Yayoi Kusama art is inextricably linked to her history of mental health struggles. At ten years old, she began to see “flashes of light, auras, or dense fields of dots.” Her hallucinations also included flowers and patterns in fabric that came to life and engulfed her. Kusama carried this into her artistic career, calling the process “self-obliteration.”

“One day I was looking at the red flower patterns of the tablecloth on a table, and when I looked up I saw the same pattern covering the ceiling, the windows, and the walls, and finally all over the room, my body and the universe. I felt as if I had begun to self-obliterate, to revolve in the infinity of endless time and the absoluteness of space, and be reduced to nothingness.” – Yayoi Kusama

At 13 years old, she began sewing parachutes in a military factory as part of the World War II efforts. Spending her adolescence “in closed darkness” and surrounded by the sounds of war also had a big influence on her art, and notions of personal and creative freedom.

Yayoi Kusama art explores themes of infinity

Yayoi Kusama’s Infinity Nets series takes inspiration from her hallucinations. Her first series of large-scale canvas paintings were entirely covered in a sequence of nets and dots, using only one or two colours. Upon arriving in New York, these works quickly gathered comparisons to Jackson Pollock, Mark Rothko and Barnett Newman.

“Since my childhood, I have always made works with polka dots. Earth, moon, sun and human beings all represent dots; a single particle among billions.” – Yayoi Kusama
From 1963, Kusama’s Mirror/Infinity rooms series continued this theme. Purpose-built rooms housed infinity mirror installations and neon-coloured balls hanging at various heights above the viewer. Standing inside, viewers face the illusion of a never-ending space.

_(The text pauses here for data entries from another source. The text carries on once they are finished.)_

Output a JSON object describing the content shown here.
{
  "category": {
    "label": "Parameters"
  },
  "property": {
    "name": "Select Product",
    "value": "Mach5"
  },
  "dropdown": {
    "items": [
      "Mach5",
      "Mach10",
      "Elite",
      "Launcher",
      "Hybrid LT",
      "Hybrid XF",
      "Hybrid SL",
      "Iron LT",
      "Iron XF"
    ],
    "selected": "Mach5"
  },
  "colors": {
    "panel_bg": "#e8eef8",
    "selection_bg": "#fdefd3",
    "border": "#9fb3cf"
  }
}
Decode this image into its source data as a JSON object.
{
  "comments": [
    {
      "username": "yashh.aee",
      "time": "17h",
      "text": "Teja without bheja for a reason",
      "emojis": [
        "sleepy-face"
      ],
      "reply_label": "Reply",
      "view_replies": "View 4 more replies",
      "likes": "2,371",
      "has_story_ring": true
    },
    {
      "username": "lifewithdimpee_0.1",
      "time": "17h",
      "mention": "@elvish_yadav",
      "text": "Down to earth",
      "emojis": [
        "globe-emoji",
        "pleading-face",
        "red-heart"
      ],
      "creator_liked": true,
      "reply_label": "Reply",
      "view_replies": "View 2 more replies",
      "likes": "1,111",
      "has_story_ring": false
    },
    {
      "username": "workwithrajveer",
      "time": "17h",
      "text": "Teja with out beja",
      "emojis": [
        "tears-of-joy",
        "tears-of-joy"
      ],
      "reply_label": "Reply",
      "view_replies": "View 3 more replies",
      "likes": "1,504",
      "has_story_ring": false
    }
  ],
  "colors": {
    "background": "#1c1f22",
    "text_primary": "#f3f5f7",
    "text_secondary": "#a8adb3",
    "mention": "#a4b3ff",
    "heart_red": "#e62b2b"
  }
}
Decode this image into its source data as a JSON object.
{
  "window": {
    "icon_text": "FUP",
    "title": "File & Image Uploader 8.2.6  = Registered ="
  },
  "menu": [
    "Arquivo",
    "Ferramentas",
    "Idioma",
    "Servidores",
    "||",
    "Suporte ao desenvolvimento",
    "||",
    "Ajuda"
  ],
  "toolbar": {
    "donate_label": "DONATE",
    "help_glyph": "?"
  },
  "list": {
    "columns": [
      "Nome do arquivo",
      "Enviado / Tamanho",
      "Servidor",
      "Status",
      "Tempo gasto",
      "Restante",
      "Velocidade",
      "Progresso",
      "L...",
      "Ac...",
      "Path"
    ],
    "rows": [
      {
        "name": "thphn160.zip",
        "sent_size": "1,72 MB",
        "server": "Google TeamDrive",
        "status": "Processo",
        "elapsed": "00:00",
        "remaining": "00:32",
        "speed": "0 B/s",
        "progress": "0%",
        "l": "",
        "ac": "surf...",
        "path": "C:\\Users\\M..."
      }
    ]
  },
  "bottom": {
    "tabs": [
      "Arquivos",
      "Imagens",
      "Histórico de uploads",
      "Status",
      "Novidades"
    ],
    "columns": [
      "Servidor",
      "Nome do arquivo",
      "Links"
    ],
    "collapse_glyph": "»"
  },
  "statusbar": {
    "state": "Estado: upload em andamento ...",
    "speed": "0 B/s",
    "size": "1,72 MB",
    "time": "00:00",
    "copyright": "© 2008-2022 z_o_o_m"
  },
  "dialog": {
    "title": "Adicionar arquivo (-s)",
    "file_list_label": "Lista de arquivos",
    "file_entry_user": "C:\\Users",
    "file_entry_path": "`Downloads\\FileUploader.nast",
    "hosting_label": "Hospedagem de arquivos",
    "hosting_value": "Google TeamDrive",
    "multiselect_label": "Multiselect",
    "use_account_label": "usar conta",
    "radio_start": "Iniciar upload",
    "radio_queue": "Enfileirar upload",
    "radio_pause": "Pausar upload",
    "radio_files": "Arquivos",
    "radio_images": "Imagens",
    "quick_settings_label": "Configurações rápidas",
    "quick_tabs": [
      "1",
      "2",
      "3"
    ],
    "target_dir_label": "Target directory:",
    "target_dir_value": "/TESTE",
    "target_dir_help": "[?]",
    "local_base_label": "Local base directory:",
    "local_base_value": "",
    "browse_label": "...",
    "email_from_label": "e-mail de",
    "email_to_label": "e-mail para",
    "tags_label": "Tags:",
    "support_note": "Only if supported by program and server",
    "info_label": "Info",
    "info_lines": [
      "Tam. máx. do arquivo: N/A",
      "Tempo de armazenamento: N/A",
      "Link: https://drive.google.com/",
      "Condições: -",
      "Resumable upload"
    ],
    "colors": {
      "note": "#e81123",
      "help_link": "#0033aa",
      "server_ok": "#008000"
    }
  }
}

Kusama also appeared unofficially at Venice Biennale in 1966, staging Narcissus Garden on the lawn outside the Italian Pavilion. 1,500 tightly packed mirror balls created an infinite reflective field that shows visitors distorted images of themselves, the artist and landscape. Kusama then sold individual globes to visitors, earning international press coverage.

Yayoi Kusama creates art around the world

Kusama initially trained in traditional Japanese painting styles at the Kyoto School of Arts and Crafts, but was inspired by American Abstract Impressionism and moved to New York in 1958, considering Japanese society “too small, too servile, too feudalistic, and too scornful of women.”

During her time in the US, she quickly established a reputation in the 1960s avant-garde and pop art movement, embracing the hippie counterculture. Often appearing in bobbed neon wigs and colourful outfits, Yayoi Kusama was renowned for her persona as much as her art.

In 1973, Kusama returned to Japan in ill health, where she began writing surrealistic novels, short stories and poetry. She checked herself into a psychiatric hospital in Tokyo in 1977, where she eventually chose to take up permanent residence. Kusama’s studio is located nearby, and she continues to produce work in the same location since the mid-1970s.

“My art originates from hallucinations only I can see. I translate the hallucinations and obsessional images that plague me into sculptures and paintings.” – Yayoi Kusama

The legacy of Yayoi Kusama

Yayoi Kusama art has featured in major retrospectives at the Hirshhorn Museum in Washington, D.C. the Museum of Modern Art and the Whitney Museum of American art in New York, and the Tate Modern in London. Tokyo also hosts the Yayoi Kusama Museum.

These retrospectives revitalised international interest, and in 1993 she was officially invited to represent Japan at the 45th Venice Biennale. Kusama transformed the Japanese pavilion into a mirrored room filled with polka dot pumpkin sculptures, in which she was present in a suitably colour-coordinated outfit.

Kusama has received many awards, and in 2006 became the first Japanese woman to receive the Praemium Imperiale, one of Japan's highest honours for internationally recognised artists.